"""

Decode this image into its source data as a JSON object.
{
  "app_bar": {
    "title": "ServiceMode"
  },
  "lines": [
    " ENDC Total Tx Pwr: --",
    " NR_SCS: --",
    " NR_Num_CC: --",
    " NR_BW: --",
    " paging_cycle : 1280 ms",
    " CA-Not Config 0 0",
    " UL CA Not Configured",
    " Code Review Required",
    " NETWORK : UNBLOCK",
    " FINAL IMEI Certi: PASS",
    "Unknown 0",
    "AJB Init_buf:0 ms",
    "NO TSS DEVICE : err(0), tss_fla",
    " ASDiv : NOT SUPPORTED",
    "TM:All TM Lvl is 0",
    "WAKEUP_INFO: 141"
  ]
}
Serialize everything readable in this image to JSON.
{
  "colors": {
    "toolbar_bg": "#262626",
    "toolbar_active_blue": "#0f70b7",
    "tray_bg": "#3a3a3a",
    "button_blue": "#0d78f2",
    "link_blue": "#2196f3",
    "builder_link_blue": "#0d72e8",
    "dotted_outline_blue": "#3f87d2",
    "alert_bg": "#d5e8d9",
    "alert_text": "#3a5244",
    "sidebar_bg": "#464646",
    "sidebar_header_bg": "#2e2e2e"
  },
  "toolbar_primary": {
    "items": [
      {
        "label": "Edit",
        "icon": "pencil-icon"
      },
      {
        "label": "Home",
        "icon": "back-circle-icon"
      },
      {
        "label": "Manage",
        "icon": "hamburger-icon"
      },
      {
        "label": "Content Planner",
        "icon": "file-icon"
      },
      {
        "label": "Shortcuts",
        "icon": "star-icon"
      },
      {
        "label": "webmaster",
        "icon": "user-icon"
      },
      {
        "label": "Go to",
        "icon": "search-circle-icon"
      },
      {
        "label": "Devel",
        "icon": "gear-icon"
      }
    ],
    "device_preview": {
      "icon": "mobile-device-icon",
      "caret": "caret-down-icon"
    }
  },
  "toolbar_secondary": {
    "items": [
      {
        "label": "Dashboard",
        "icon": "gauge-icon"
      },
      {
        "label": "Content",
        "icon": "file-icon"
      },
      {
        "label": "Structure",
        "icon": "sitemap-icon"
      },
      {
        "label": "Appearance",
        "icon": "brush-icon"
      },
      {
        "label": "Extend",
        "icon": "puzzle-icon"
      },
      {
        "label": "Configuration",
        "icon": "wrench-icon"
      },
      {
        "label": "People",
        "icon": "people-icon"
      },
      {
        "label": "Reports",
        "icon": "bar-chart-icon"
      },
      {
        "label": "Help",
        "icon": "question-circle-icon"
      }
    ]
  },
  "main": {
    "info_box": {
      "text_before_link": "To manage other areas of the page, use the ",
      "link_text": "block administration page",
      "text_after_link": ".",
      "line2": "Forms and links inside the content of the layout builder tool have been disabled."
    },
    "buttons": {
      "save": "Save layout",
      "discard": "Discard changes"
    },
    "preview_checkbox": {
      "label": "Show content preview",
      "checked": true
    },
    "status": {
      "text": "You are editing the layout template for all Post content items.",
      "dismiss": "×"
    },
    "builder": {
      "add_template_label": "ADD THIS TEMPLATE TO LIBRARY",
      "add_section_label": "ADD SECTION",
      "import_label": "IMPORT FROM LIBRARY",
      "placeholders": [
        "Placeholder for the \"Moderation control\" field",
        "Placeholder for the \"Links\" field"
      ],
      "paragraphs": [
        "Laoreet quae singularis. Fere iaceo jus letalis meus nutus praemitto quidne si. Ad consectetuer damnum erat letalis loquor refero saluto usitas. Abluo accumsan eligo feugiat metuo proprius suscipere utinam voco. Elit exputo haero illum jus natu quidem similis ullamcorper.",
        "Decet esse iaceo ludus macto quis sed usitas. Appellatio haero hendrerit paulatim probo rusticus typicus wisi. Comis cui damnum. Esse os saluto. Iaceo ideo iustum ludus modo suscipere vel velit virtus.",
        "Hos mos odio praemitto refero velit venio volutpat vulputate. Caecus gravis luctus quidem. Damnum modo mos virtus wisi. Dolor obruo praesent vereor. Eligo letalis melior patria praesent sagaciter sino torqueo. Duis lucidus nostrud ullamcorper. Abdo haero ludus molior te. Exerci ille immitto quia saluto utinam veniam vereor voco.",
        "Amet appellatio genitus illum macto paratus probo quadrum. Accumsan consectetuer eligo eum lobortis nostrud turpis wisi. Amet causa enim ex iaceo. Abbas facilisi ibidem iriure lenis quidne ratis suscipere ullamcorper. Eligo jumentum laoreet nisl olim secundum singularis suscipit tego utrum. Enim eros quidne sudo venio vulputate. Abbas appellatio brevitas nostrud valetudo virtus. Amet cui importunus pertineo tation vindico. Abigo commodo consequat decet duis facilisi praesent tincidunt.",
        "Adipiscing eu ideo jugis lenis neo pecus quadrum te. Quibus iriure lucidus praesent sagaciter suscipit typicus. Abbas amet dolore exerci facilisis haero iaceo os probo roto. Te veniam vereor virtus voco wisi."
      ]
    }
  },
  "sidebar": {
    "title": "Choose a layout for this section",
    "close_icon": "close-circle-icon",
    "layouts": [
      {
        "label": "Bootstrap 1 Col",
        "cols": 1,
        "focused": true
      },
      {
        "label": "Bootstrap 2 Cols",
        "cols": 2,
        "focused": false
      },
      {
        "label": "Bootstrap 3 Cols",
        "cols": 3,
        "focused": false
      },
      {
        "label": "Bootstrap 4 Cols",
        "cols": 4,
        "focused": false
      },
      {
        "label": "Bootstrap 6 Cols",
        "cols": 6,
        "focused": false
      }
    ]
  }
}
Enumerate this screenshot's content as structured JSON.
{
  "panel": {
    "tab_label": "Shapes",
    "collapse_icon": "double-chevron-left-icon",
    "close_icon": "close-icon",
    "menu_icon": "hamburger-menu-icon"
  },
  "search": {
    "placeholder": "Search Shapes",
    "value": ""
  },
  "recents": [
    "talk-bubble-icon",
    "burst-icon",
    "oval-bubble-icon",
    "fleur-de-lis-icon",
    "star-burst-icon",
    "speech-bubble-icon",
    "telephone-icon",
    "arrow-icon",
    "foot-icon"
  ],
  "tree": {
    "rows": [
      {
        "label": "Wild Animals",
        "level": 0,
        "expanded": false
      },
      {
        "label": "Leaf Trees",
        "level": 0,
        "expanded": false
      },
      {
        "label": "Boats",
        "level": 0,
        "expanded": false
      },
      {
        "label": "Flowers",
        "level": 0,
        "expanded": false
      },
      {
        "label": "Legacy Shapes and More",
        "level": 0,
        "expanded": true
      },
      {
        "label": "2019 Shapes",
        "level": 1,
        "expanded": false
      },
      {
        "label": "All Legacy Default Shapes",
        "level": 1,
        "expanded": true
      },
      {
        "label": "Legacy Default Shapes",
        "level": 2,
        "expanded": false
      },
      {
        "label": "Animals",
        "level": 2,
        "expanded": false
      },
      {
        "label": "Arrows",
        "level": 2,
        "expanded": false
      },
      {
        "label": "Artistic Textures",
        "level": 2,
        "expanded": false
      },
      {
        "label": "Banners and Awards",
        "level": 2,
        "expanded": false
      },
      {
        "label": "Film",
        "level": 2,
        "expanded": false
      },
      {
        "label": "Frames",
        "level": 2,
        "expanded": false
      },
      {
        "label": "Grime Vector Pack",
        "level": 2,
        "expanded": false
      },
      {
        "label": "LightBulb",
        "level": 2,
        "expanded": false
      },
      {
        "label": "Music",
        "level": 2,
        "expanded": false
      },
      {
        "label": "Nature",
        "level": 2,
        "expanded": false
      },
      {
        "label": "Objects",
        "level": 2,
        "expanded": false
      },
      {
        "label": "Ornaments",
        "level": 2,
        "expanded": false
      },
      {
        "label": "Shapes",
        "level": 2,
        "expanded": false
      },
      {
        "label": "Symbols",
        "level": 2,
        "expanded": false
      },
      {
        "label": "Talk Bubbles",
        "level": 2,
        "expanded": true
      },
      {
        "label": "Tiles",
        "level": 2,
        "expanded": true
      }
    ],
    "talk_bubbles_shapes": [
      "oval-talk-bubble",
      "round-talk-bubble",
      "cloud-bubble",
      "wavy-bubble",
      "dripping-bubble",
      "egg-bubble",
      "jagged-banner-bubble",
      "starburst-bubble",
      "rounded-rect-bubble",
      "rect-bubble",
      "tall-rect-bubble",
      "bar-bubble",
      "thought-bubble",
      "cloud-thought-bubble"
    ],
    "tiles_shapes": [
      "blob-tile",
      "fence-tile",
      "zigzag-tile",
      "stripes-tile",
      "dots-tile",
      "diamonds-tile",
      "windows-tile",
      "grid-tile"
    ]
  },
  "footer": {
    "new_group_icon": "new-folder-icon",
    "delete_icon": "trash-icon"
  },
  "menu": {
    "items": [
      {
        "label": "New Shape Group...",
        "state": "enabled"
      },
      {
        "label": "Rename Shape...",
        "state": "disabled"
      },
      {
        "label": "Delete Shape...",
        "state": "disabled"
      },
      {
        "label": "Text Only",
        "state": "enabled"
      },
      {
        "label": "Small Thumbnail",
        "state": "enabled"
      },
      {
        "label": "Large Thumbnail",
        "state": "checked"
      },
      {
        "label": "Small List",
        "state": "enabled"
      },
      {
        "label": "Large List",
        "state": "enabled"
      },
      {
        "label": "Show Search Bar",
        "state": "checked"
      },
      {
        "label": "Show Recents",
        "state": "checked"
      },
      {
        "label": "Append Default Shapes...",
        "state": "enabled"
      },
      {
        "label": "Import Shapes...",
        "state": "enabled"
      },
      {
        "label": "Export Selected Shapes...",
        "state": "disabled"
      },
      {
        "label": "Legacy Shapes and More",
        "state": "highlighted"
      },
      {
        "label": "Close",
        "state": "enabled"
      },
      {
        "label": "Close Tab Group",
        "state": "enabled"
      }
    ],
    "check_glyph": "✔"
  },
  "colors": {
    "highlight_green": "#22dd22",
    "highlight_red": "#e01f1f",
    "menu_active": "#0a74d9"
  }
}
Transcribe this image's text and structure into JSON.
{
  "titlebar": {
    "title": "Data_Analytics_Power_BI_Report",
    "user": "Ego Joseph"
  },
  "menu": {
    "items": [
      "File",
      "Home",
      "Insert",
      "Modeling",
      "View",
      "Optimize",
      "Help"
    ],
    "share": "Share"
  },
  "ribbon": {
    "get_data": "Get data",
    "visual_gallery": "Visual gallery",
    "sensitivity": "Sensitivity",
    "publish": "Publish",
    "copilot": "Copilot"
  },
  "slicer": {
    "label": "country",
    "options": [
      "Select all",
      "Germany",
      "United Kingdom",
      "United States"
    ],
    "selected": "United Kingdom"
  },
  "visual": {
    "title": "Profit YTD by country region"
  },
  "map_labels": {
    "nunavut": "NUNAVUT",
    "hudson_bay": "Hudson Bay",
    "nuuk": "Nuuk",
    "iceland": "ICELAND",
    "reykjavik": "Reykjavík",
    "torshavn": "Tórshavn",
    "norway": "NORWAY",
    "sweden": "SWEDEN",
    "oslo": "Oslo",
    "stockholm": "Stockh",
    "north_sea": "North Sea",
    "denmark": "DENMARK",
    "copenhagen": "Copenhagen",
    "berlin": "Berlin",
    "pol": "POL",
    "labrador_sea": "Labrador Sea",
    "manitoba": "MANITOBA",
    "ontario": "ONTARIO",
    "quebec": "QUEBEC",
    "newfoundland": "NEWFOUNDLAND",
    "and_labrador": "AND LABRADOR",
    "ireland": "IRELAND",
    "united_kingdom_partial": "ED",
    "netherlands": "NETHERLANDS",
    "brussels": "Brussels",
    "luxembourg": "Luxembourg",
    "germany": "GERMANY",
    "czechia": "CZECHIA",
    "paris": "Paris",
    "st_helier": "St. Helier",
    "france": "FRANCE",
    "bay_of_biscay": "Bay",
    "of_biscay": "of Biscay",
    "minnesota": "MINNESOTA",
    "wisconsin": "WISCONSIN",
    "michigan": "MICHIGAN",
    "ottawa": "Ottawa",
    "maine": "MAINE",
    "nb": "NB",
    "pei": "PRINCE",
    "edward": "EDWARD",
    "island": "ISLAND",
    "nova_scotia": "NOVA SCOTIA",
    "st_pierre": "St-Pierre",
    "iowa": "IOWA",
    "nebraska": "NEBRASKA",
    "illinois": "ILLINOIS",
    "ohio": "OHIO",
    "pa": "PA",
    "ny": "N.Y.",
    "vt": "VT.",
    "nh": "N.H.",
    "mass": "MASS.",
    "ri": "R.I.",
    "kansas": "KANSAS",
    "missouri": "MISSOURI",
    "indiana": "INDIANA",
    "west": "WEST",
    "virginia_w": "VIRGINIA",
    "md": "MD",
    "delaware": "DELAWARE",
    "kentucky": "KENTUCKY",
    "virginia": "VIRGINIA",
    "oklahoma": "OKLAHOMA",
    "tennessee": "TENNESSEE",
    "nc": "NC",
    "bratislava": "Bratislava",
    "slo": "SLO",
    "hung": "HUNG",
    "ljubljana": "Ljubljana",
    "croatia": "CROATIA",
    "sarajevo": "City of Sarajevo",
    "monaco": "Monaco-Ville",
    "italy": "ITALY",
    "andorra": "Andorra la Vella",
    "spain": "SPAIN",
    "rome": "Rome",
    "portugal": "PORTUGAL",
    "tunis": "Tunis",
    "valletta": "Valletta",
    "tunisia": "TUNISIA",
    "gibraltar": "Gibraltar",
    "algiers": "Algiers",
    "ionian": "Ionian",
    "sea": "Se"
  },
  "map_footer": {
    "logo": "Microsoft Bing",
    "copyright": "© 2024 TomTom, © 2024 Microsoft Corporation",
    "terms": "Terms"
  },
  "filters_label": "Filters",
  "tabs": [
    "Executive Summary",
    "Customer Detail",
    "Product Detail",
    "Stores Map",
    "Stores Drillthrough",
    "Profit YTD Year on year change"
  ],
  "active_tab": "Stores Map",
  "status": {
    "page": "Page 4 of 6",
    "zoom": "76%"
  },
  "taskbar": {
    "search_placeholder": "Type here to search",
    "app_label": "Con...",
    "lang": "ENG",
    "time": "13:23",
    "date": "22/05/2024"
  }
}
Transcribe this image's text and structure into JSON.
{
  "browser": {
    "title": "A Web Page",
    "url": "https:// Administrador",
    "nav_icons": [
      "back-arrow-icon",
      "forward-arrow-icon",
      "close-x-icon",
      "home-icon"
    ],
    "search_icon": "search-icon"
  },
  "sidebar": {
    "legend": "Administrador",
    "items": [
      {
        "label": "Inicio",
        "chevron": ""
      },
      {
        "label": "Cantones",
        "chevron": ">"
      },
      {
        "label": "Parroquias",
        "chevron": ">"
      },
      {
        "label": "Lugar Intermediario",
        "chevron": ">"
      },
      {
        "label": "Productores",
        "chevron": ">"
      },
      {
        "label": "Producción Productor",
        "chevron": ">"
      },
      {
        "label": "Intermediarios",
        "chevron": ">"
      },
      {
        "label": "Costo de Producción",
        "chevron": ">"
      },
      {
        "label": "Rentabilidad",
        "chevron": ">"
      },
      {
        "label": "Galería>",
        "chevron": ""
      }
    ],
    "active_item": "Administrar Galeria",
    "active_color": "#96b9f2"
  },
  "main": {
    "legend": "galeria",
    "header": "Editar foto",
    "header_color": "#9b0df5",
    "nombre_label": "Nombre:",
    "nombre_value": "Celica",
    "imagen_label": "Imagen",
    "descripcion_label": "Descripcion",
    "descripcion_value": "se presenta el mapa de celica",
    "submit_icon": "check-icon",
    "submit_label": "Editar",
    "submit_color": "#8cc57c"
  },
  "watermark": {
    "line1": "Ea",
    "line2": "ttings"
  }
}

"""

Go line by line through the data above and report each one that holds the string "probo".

RESULT »
        "Decet esse iaceo ludus macto quis sed usitas. Appellatio haero hendrerit paulatim probo rusticus typicus wisi. Comis cui damnum. Esse os saluto. Iaceo ideo iustum ludus modo suscipere vel velit virtus.",
        "Amet appellatio genitus illum macto paratus probo quadrum. Accumsan consectetuer eligo eum lobortis nostrud turpis wisi. Amet causa enim ex iaceo. Abbas facilisi ibidem iriure lenis quidne ratis suscipere ullamcorper. Eligo jumentum laoreet nisl olim secundum singularis suscipit tego utrum. Enim eros quidne sudo venio vulputate. Abbas appellatio brevitas nostrud valetudo virtus. Amet cui importunus pertineo tation vindico. Abigo commodo consequat decet duis facilisi praesent tincidunt.",
        "Adipiscing eu ideo jugis lenis neo pecus quadrum te. Quibus iriure lucidus praesent sagaciter suscipit typicus. Abbas amet dolore exerci facilisis haero iaceo os probo roto. Te veniam vereor virtus voco wisi."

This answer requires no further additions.